Have you ever found yourself sitting in the podiatrist’s office, waiting for the doctor to trim your painful callus, and thinking, “Why can’t my doctor just cut out the callus so they never return?”  If so, you’re not alone.  Millions of Americans suffer from this painful condition, often with only temporary relief.  And I have been asked many versions of the same question for years.
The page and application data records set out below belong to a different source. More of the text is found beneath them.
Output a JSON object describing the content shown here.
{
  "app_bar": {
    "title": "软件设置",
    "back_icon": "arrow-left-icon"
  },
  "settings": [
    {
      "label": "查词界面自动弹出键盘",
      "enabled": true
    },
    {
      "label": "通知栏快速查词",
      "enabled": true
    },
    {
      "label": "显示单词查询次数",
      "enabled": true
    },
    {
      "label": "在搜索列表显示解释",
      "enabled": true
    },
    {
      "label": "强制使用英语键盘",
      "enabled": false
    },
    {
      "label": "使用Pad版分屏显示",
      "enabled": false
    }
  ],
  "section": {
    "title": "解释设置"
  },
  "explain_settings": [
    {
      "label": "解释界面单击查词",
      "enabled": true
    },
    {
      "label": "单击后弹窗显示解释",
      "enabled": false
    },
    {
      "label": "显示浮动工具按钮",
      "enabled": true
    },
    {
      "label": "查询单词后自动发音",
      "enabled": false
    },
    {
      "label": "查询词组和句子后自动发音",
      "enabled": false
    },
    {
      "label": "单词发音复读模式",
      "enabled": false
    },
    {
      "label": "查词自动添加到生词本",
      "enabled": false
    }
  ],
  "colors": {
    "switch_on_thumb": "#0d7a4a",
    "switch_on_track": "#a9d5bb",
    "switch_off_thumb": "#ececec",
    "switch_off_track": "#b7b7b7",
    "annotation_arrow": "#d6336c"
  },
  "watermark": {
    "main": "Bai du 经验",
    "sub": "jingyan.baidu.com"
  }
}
First, it’s important to understand how and why a callus forms.  A Callus is extra layers of dry skin that the body creates as a way of protecting itself from excessive pressure or friction.  This could be caused by tight-fitting shoes, the shape of certain bones, or even the way you walk.  That extra pressure can cause damage over time.  Without calluses, the skin could be rubbed away completely, leaving an open wound or ulcer that could easily get infected and lead to much more serious problems.  So our bodies add extra skin in the areas that need more protection.  Unfortunately, those layers of protection can also cause pain, especially if they’re on the bottom of our feet.

A podiatrist can’t permanently “cut out” the calluses, because as long as there’s pressure or friction, they will continue to form.  Instead, we figure out why you’re getting them and create an individualized treatment plan for you, based on what the cause of the calluses may be.  If the way you walk or the length of certain bones is causing the calluses, you may want to try orthotics, which would redistribute your weight more evenly throughout your foot.  The orthotics are very lightweight and thin, and they can easily fit in almost any shoe and be transferred from one shoe to another.  They are custom-molded in the office and can go home with you the same day.  We might also need to offload the painful area by putting a self-adhesive felt pad around it, with a hole cut out for the callused area.  Remember, calluses are caused by pressure, so if there’s no pressure, the callus will not build up.  If your shoes are really snug, we might recommend that you get something with a bigger toe box (that’s the front part of the shoe that your toes sit inside), so they aren’t rubbing so much.  Oftentimes, we have found that our patients get significant relief by making these small changes.

If there is an abnormality in the shape of the bone that’s causing significant pain, sometimes orthotics, shoes, and padding aren’t enough.  If the bone is too large, too long, too short, or in an unusual position, you might need a more invasive procedure to either shave down the bone or change its position.  These options are only considered when nothing else works and you are in significant pain.

If you’re tired of scrubbing those calluses or feeling like you’re walking on marbles, come to Advanced Podiatry and find out what we can do for you.  You can call us at 813-875-0555 or make an appointment online.  No one should have to deal with constant foot pain!

For more information on calluses and treatment options, check out these articles:

Is It a Callus or a Wart?
Insoles, Inserts and Orthotics
Arch Supports
Video on Corns and Calluses